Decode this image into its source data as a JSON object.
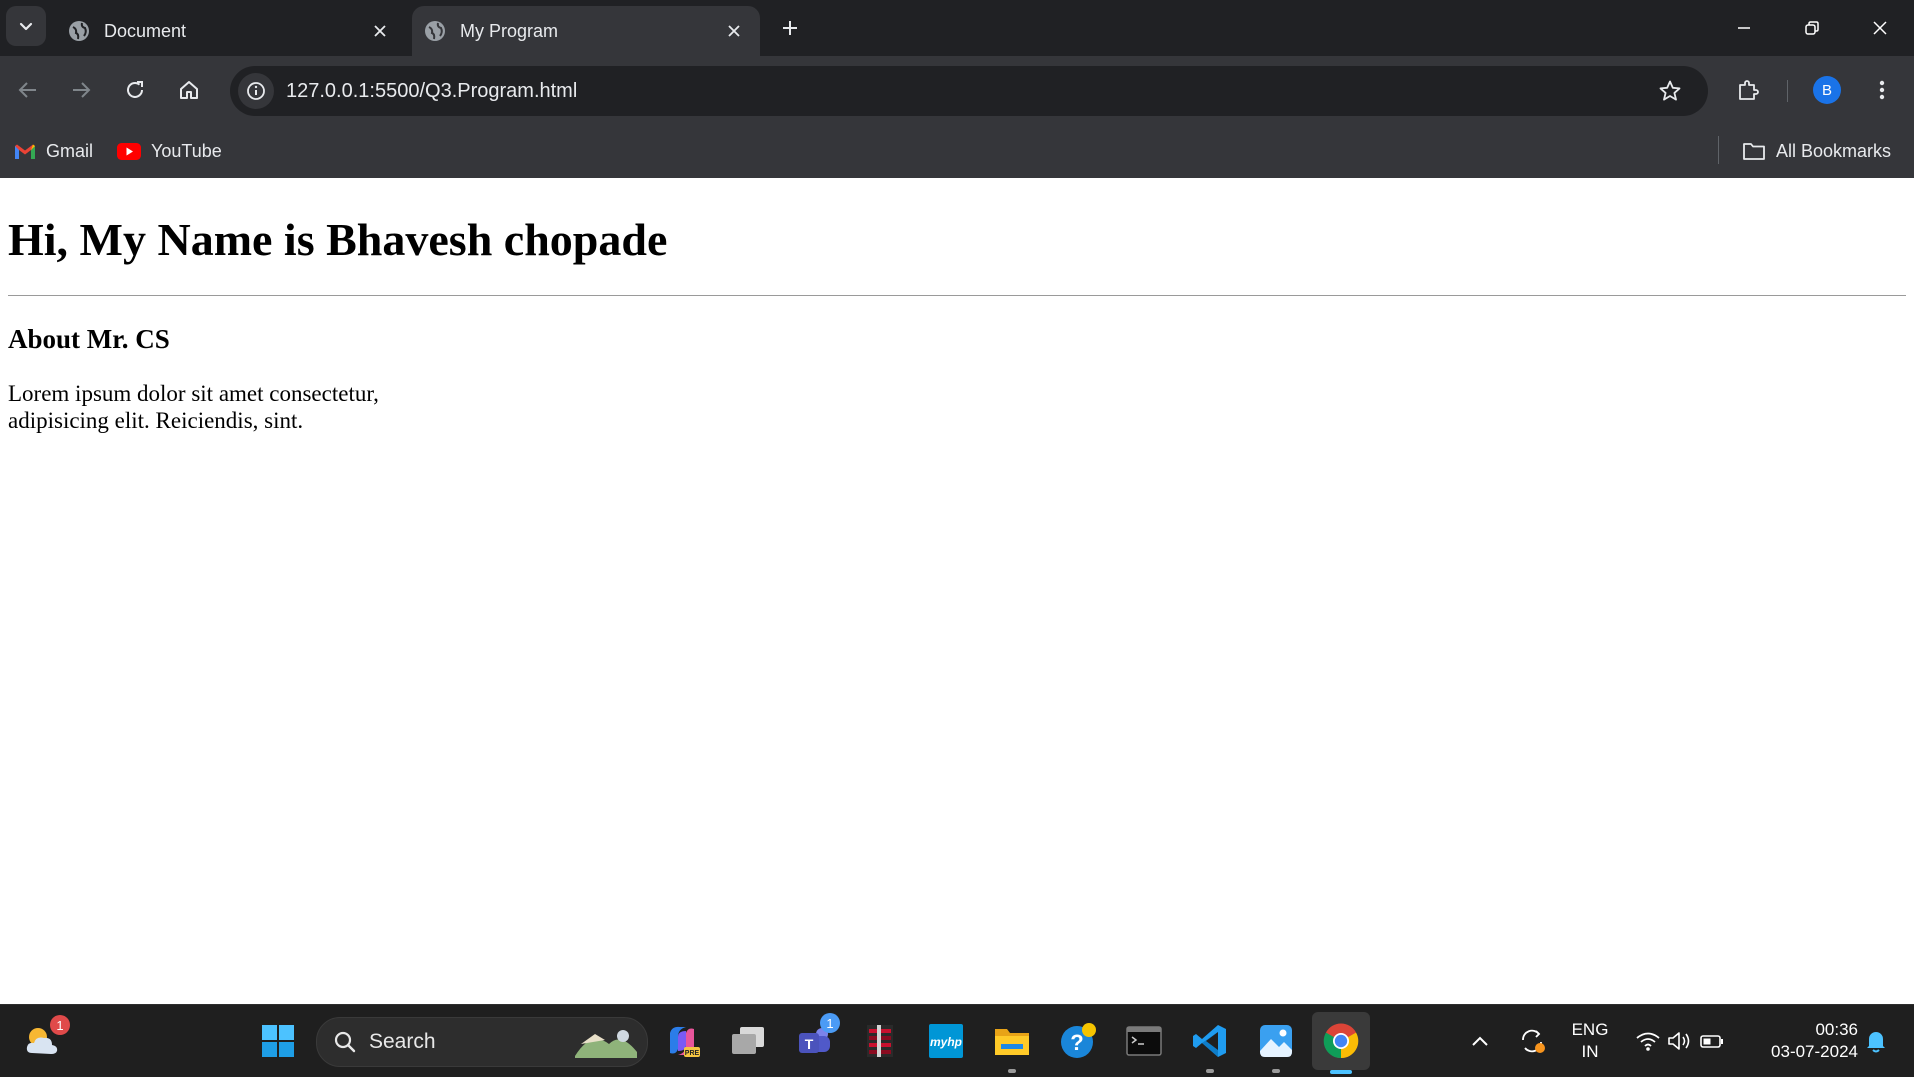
{
  "browser": {
    "tabs": [
      {
        "title": "Document",
        "active": false
      },
      {
        "title": "My Program",
        "active": true
      }
    ],
    "address_bar": {
      "url": "127.0.0.1:5500/Q3.Program.html"
    },
    "profile_initial": "B",
    "bookmarks": [
      {
        "label": "Gmail",
        "icon": "gmail-icon"
      },
      {
        "label": "YouTube",
        "icon": "youtube-icon"
      }
    ],
    "all_bookmarks_label": "All Bookmarks"
  },
  "page": {
    "heading": "Hi, My Name is Bhavesh chopade",
    "subheading": "About Mr. CS",
    "paragraph": "Lorem ipsum dolor sit amet consectetur, adipisicing elit. Reiciendis, sint."
  },
  "taskbar": {
    "weather_badge": "1",
    "search_placeholder": "Search",
    "teams_badge": "1",
    "apps": [
      "windows-start",
      "copilot",
      "task-view",
      "teams",
      "winrar",
      "myhp",
      "file-explorer",
      "help",
      "terminal",
      "vscode",
      "photos",
      "chrome"
    ],
    "language": {
      "line1": "ENG",
      "line2": "IN"
    },
    "time": "00:36",
    "date": "03-07-2024"
  },
  "colors": {
    "titlebar": "#202124",
    "toolbar": "#35363a",
    "accent": "#1a73e8",
    "taskbar": "#1f1f1f"
  }
}
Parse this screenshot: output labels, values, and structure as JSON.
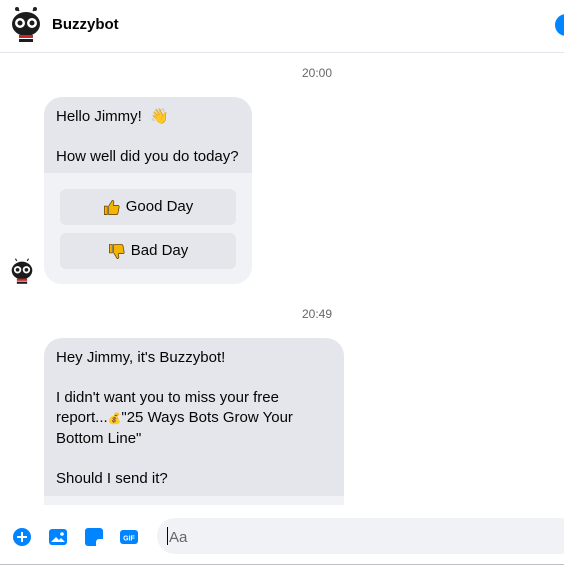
{
  "header": {
    "title": "Buzzybot"
  },
  "messages": [
    {
      "timestamp": "20:00",
      "greeting": "Hello Jimmy!",
      "greeting_emoji": "👋",
      "question": "How well did you do today?",
      "buttons": [
        {
          "label": "Good Day",
          "icon": "thumbs-up-icon"
        },
        {
          "label": "Bad Day",
          "icon": "thumbs-down-icon"
        }
      ]
    },
    {
      "timestamp": "20:49",
      "line1": "Hey Jimmy, it's Buzzybot!",
      "line2a": "I didn't want you to miss your free",
      "line2b": "report...",
      "line2_emoji": "💰",
      "line2c": "\"25 Ways Bots Grow Your",
      "line2d": "Bottom Line\"",
      "line3": "Should I send it?"
    }
  ],
  "composer": {
    "placeholder": "Aa"
  },
  "footer_icons": [
    "add-icon",
    "photo-icon",
    "sticker-icon",
    "gif-icon"
  ],
  "colors": {
    "accent": "#0084ff",
    "bubble": "#e4e6eb",
    "button_area": "#f0f2f5"
  }
}
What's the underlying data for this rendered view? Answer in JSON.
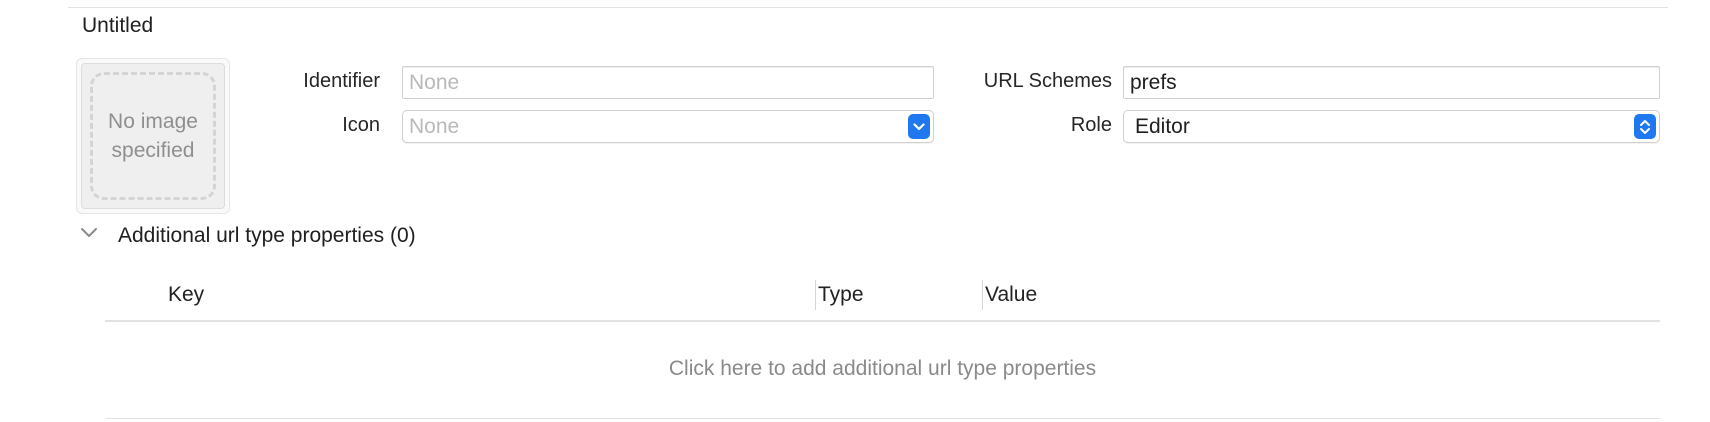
{
  "section": {
    "title": "Untitled"
  },
  "image_well": {
    "placeholder_text": "No image specified"
  },
  "fields": {
    "identifier": {
      "label": "Identifier",
      "value": "",
      "placeholder": "None"
    },
    "icon": {
      "label": "Icon",
      "value": "None",
      "is_placeholder": true,
      "control": "popup",
      "icon": "chevron-down-icon"
    },
    "url_schemes": {
      "label": "URL Schemes",
      "value": "prefs",
      "placeholder": ""
    },
    "role": {
      "label": "Role",
      "value": "Editor",
      "control": "popup",
      "icon": "up-down-chevron-icon"
    }
  },
  "additional_properties": {
    "title": "Additional url type properties (0)",
    "expanded": true,
    "disclosure_icon": "chevron-down-icon",
    "columns": [
      "Key",
      "Type",
      "Value"
    ],
    "rows": [],
    "empty_hint": "Click here to add additional url type properties"
  },
  "colors": {
    "accent": "#1f78f0",
    "placeholder_text": "#b9b9b9",
    "secondary_text": "#8a8a8a"
  }
}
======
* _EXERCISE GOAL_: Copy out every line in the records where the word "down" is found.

* _OUTPUT BELOW_:
          "icon": "thumbs-down-icon"
      "icon": "chevron-down-icon"
      "icon": "up-down-chevron-icon"
    "disclosure_icon": "chevron-down-icon",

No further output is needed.